It’s this commercial for Alka-Seltzer from 1997 with a voiceover by Sir Donald Sinden and the tagline Alka-Seltzer: When you’ve eaten something you shouldn’t have. Why do I like it? Because it’s so incredibly simple – and it makes me chuckle. I only ever saw it on TV once. But the fact that it remained ingrained in my memory is testament to the fact that, IMO, it’s a fantastic ad. (My only gripe is that I feel the final word – have – in the tagline doesn’t need to be there??) The Independent Television Commission received 40 complaints about the commercial because of the implications of cannibalism. Thankfully, the ITC didn’t uphold the complaints.
What’s the best way to advertise an electronically controlled toilet that shoots a spray of water towards your private parts once you’ve finished doing your business? Well, the Germans seem to think that ballet dancers dancing on water in slow motion is the way to do it – sensually drenching themselves in H2O as they leap through walls of crystal clear water and so on. Well, I guess it’s a tad more tasteful than their other ad, possibly, which shows the toilet in action with what appears to be a ghost using it. (Note the bum/butt-shaped heart logo…)
As an amateur writer / author as well as a professional copywriter, I’ve published a handful of e-books – on Kindle and via other e-book distributors. I’ve also self-published the same books in print form and I always charge less for the e-books. After all, there are zero costs to me once I’ve formatted my manuscript for Kindle or whatever, which is pretty simple when you know how. I also get higher royalties for e-books. So the reader gets a cheaper book, the carbon footprint of producing and fulfilling the book is nigh on zero and I get a higher royalty. Everybody wins. Continue reading “Why are e-books subject to VAT when printed books are not?”
It always makes me chuckle when I’m overseas and come across an ‘English translation’ where they haven’t quite got it right. The following, on an official notice above the gates welcoming visitors to the city of Lucca, Tuscany, is one of the better translations I’ve seen: Continue reading “Please ALWAYS run your language translations past a native speaker / copywriter before going to print”
It’s almost Friday – and Friday is Invoicing Day at Creative Copy Copywriting Services.

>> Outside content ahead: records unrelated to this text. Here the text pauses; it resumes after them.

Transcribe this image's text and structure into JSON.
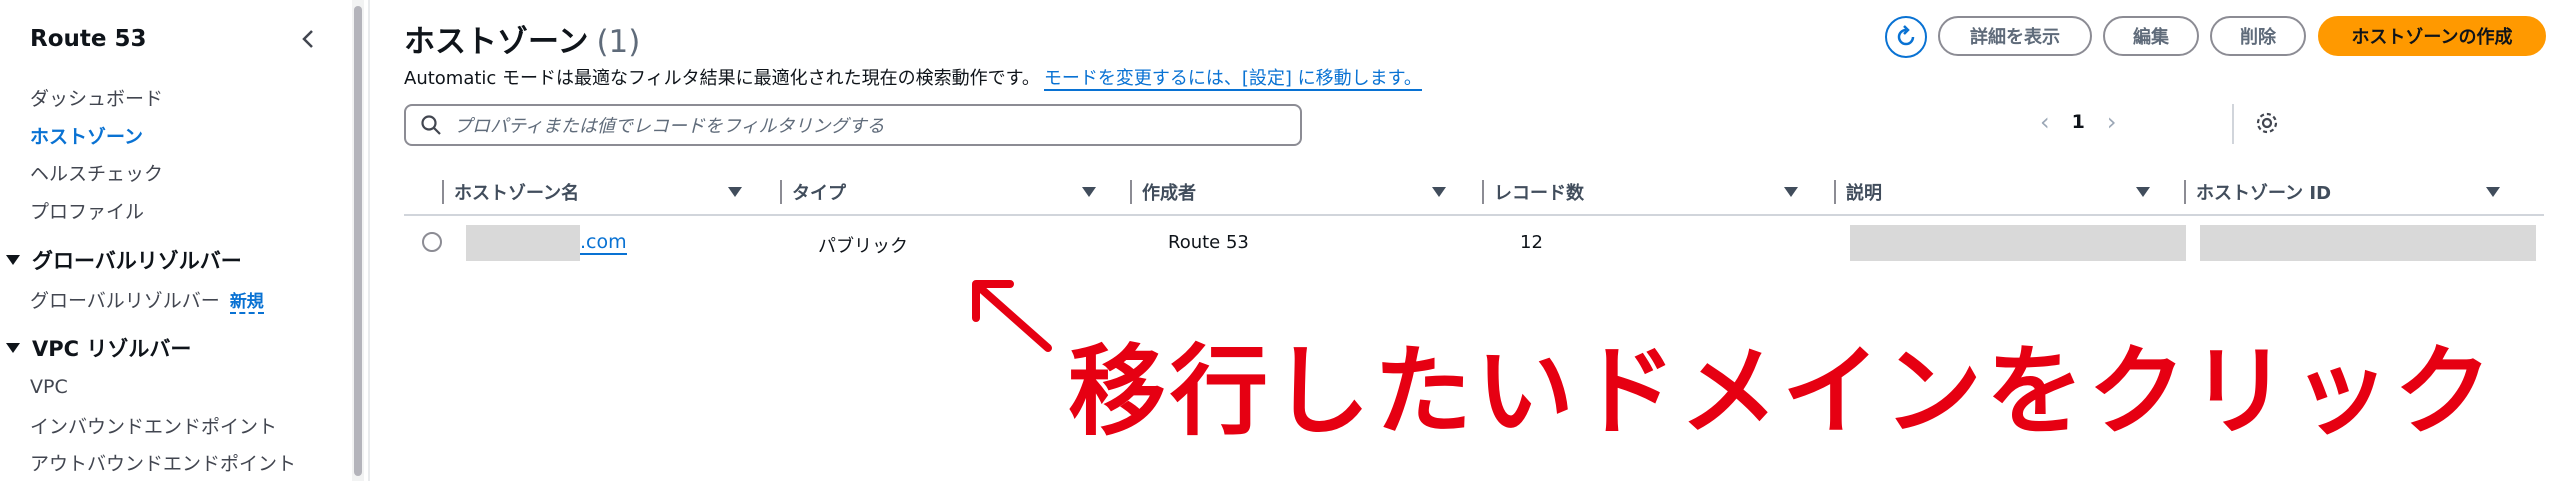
{
  "sidebar": {
    "title": "Route 53",
    "links_top": [
      {
        "label": "ダッシュボード",
        "active": false
      },
      {
        "label": "ホストゾーン",
        "active": true
      },
      {
        "label": "ヘルスチェック",
        "active": false
      },
      {
        "label": "プロファイル",
        "active": false
      }
    ],
    "section_global": {
      "title": "グローバルリゾルバー",
      "item": "グローバルリゾルバー",
      "badge": "新規"
    },
    "section_vpc": {
      "title": "VPC リゾルバー",
      "items": [
        "VPC",
        "インバウンドエンドポイント",
        "アウトバウンドエンドポイント"
      ]
    }
  },
  "header": {
    "title": "ホストゾーン",
    "count": "(1)",
    "description": "Automatic モードは最適なフィルタ結果に最適化された現在の検索動作です。",
    "description_link": "モードを変更するには、[設定] に移動します。",
    "buttons": {
      "details": "詳細を表示",
      "edit": "編集",
      "delete": "削除",
      "create": "ホストゾーンの作成"
    }
  },
  "search": {
    "placeholder": "プロパティまたは値でレコードをフィルタリングする"
  },
  "pagination": {
    "current_page": "1",
    "prev": "‹",
    "next": "›"
  },
  "table": {
    "columns": [
      "ホストゾーン名",
      "タイプ",
      "作成者",
      "レコード数",
      "説明",
      "ホストゾーン ID"
    ],
    "rows": [
      {
        "name_suffix": ".com",
        "type": "パブリック",
        "created_by": "Route 53",
        "record_count": "12"
      }
    ]
  },
  "annotation": {
    "text": "移行したいドメインをクリック",
    "color": "#e60012"
  },
  "colors": {
    "accent": "#0972d3",
    "primary_button": "#ff9900"
  }
}
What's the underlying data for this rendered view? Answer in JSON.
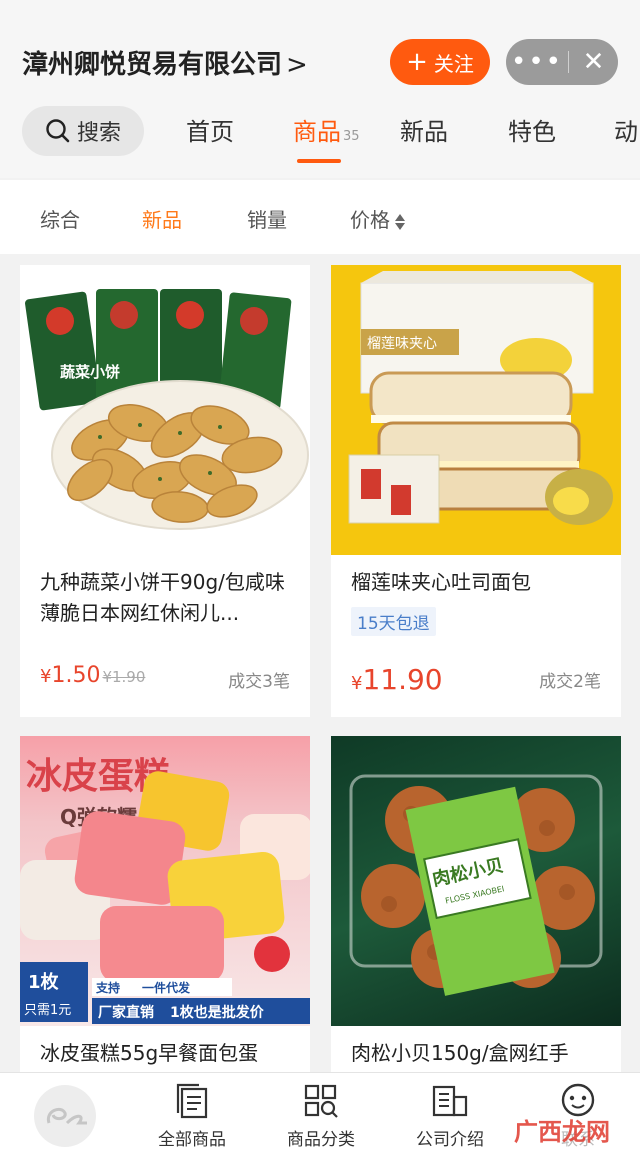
{
  "header": {
    "company_name": "漳州卿悦贸易有限公司",
    "company_chevron": ">",
    "follow_label": "关注",
    "follow_plus": "+",
    "more_dots": "•••",
    "close_glyph": "✕"
  },
  "nav": {
    "search_label": "搜索",
    "tabs": [
      {
        "label": "首页"
      },
      {
        "label": "商品",
        "count": "35"
      },
      {
        "label": "新品"
      },
      {
        "label": "特色"
      },
      {
        "label": "动"
      }
    ]
  },
  "filter": {
    "items": [
      "综合",
      "新品",
      "销量",
      "价格"
    ]
  },
  "products": [
    {
      "title": "九种蔬菜小饼干90g/包咸味薄脆日本网红休闲儿...",
      "currency": "¥",
      "price": "1.50",
      "old_price": "¥1.90",
      "sold": "成交3笔",
      "image_texts": [
        "蔬菜小饼"
      ]
    },
    {
      "title": "榴莲味夹心吐司面包",
      "badge": "15天包退",
      "currency": "¥",
      "price": "11.90",
      "sold": "成交2笔",
      "image_texts": [
        "榴莲味夹心"
      ]
    },
    {
      "title": "冰皮蛋糕55g早餐面包蛋",
      "image_texts": [
        "冰皮蛋糕",
        "Q弹软糯",
        "1枚",
        "只需1元",
        "支持",
        "一件代发",
        "厂家直销",
        "1枚也是批发价"
      ]
    },
    {
      "title": "肉松小贝150g/盒网红手",
      "image_texts": [
        "肉松小贝",
        "FLOSS XIAOBEI"
      ]
    }
  ],
  "bottom_bar": {
    "items": [
      {
        "label": "全部商品",
        "icon": "document-list-icon"
      },
      {
        "label": "商品分类",
        "icon": "category-grid-icon"
      },
      {
        "label": "公司介绍",
        "icon": "building-icon"
      },
      {
        "label": "联系",
        "icon": "chat-icon"
      }
    ],
    "watermark": "广西龙网"
  },
  "colors": {
    "accent": "#ff5a0f",
    "price": "#e8452c",
    "badge": "#4a7ec9"
  }
}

It’s also Chasing Up Overdue Invoices Day. It never fails to astonish me how businesses differ when it comes to paying external suppliers like copywriters. Some of my clients (my favourite clients… ha ha, I wonder why…) pay the instant I send the invoice. Others (better still!) offer to pay in advance. And then there are the stragglers… Those businesses that stipulate 30 days or whatever but fail to keep to their side of the bargain. So I have to chase them up, often more than once. Sometimes over and over again. Continue reading “Talking about collecting money…”